Records from a collection:
+ + + + +

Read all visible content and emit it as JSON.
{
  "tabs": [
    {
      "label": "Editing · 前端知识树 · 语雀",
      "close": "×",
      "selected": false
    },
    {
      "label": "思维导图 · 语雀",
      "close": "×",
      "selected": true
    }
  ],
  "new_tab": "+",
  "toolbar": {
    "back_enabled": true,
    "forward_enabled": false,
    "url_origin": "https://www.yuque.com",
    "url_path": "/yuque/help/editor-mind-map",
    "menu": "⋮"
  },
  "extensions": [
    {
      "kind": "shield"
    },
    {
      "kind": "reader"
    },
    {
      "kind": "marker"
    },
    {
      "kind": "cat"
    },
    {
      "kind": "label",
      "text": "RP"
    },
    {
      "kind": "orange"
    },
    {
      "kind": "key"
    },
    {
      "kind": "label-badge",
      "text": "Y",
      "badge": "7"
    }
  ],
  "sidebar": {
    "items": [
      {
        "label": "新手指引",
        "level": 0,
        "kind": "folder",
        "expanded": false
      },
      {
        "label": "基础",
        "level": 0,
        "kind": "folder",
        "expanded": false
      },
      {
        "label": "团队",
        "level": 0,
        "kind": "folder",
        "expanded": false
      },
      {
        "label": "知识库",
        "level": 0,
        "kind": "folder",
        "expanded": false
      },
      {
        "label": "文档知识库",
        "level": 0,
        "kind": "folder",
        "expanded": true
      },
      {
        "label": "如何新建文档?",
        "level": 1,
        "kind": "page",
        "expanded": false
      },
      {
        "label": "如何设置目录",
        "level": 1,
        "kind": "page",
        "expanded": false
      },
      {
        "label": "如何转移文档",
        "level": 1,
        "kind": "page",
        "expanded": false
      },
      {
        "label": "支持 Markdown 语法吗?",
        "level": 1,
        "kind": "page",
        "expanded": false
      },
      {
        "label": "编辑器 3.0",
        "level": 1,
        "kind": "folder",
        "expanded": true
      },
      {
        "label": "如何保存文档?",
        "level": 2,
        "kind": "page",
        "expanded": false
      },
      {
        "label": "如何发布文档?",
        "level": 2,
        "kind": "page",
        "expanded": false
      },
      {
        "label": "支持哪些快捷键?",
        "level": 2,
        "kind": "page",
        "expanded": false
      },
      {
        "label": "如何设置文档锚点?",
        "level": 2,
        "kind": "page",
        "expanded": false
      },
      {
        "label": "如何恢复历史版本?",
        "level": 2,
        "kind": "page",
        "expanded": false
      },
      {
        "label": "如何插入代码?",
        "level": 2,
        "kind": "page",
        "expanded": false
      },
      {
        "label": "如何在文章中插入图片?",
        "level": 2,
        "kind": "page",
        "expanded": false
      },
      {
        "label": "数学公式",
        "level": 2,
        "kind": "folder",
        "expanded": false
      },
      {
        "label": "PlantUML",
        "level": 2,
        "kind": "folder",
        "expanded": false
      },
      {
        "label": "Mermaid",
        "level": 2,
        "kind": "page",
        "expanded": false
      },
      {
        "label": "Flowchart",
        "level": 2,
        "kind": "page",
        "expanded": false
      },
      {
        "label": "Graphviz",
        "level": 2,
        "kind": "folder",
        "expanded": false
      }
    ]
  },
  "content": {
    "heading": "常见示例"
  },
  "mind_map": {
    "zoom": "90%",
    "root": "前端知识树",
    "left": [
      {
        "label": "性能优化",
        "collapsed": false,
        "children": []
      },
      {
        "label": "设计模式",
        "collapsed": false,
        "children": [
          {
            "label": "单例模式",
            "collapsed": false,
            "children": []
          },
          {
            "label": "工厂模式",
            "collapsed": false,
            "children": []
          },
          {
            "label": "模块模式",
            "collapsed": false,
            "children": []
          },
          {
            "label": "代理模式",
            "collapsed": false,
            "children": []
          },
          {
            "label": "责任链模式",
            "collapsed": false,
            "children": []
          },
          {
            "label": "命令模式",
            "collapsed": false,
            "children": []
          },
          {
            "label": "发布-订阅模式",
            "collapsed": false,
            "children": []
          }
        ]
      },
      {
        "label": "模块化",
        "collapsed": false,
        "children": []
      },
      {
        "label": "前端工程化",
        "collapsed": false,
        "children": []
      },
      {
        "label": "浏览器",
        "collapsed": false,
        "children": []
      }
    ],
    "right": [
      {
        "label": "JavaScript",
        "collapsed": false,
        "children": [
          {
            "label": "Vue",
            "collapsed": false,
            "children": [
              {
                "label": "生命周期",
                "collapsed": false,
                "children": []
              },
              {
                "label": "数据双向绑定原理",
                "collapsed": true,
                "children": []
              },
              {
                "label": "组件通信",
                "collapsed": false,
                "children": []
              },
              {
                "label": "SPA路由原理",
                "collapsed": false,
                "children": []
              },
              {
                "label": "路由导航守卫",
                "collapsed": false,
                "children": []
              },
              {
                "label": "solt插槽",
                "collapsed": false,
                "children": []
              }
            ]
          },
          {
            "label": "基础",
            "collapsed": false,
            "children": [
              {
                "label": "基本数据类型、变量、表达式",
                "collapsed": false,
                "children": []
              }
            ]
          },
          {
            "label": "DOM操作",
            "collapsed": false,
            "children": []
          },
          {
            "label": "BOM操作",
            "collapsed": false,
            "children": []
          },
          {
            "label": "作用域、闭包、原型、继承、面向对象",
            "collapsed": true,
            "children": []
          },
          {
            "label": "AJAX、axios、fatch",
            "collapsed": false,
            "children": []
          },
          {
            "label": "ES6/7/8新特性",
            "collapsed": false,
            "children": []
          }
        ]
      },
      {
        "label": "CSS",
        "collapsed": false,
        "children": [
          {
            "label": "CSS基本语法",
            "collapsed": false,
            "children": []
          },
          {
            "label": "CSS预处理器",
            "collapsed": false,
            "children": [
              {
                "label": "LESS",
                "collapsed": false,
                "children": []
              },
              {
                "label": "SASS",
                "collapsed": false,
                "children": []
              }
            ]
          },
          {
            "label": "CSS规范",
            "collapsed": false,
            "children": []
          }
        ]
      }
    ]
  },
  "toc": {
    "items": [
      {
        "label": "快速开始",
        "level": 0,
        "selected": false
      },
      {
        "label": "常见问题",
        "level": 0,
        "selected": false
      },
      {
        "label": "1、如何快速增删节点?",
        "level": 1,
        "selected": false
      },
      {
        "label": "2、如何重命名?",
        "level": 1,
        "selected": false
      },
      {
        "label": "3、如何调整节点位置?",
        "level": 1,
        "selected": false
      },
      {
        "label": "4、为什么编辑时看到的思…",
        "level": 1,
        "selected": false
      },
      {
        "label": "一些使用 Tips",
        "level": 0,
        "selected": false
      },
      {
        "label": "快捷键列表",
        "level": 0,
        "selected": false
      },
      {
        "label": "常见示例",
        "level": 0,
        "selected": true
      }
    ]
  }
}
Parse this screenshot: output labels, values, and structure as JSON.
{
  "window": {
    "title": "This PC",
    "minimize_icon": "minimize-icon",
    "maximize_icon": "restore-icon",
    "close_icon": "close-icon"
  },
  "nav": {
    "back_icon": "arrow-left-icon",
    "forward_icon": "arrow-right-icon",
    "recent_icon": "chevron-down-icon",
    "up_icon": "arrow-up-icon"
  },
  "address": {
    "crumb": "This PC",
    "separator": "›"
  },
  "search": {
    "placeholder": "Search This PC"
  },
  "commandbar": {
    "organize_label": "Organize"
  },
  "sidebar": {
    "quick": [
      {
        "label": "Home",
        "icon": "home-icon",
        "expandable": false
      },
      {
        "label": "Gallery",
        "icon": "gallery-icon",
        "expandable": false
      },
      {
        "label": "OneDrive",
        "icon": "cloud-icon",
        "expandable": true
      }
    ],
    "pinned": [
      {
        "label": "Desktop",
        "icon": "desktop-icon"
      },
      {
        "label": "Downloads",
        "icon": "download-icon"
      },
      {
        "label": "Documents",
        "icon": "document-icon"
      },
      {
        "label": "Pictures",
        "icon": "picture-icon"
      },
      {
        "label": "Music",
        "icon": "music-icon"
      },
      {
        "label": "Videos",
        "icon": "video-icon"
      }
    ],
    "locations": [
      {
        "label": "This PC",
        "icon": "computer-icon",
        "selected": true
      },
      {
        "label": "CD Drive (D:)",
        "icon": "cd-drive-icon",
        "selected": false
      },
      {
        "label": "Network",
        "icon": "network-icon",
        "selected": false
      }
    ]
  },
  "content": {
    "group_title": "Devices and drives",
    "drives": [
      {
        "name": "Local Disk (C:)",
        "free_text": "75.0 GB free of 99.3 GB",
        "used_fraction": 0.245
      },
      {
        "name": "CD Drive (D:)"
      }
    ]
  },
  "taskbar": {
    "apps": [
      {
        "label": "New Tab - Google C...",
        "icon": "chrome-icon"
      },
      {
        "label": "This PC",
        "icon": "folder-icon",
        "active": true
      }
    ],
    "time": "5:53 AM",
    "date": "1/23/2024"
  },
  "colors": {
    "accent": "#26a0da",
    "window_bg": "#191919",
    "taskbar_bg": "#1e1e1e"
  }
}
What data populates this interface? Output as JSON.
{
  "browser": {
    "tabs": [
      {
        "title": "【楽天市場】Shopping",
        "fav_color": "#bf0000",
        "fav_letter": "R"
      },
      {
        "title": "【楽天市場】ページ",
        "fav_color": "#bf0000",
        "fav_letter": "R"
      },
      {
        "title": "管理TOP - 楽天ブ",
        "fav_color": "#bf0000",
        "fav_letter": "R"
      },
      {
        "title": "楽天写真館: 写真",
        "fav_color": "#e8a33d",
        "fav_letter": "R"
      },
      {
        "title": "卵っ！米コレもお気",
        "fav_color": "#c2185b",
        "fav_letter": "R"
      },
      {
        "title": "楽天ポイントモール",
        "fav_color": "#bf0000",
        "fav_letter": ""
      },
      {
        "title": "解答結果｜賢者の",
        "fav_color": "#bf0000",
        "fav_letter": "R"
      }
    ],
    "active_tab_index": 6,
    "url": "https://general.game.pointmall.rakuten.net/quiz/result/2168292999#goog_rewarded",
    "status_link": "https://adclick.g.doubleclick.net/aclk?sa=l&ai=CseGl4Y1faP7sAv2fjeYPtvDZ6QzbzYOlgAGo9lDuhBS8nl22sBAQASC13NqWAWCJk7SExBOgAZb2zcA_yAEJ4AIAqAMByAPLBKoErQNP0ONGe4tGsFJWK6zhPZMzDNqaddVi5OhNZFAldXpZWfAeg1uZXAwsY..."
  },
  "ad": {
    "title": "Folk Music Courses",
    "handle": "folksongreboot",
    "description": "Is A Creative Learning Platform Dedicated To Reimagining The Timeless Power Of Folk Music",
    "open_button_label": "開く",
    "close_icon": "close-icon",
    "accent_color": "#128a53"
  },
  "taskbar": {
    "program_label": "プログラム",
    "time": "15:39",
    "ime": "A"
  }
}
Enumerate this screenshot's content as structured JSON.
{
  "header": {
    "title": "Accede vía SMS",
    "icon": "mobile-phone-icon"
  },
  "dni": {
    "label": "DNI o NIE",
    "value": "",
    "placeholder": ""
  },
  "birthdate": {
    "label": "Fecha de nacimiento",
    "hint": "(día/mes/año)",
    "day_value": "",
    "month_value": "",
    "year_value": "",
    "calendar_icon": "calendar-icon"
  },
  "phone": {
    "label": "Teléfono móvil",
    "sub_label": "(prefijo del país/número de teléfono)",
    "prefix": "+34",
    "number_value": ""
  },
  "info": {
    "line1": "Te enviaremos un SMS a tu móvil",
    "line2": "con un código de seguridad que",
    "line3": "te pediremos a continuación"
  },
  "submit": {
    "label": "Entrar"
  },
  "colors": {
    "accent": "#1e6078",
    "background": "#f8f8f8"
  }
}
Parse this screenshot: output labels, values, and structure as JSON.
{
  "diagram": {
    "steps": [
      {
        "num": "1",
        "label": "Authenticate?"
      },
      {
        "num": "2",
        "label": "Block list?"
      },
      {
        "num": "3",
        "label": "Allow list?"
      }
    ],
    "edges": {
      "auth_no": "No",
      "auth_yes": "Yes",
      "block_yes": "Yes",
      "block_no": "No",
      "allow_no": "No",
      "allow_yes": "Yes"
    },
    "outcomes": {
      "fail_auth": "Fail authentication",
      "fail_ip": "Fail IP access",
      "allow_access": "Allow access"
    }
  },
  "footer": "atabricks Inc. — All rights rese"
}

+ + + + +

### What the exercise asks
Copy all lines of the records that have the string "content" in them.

### Response box
Read all visible content and emit it as JSON.
  "content": {
  "content": {
Enumerate this screenshot's content as structured JSON.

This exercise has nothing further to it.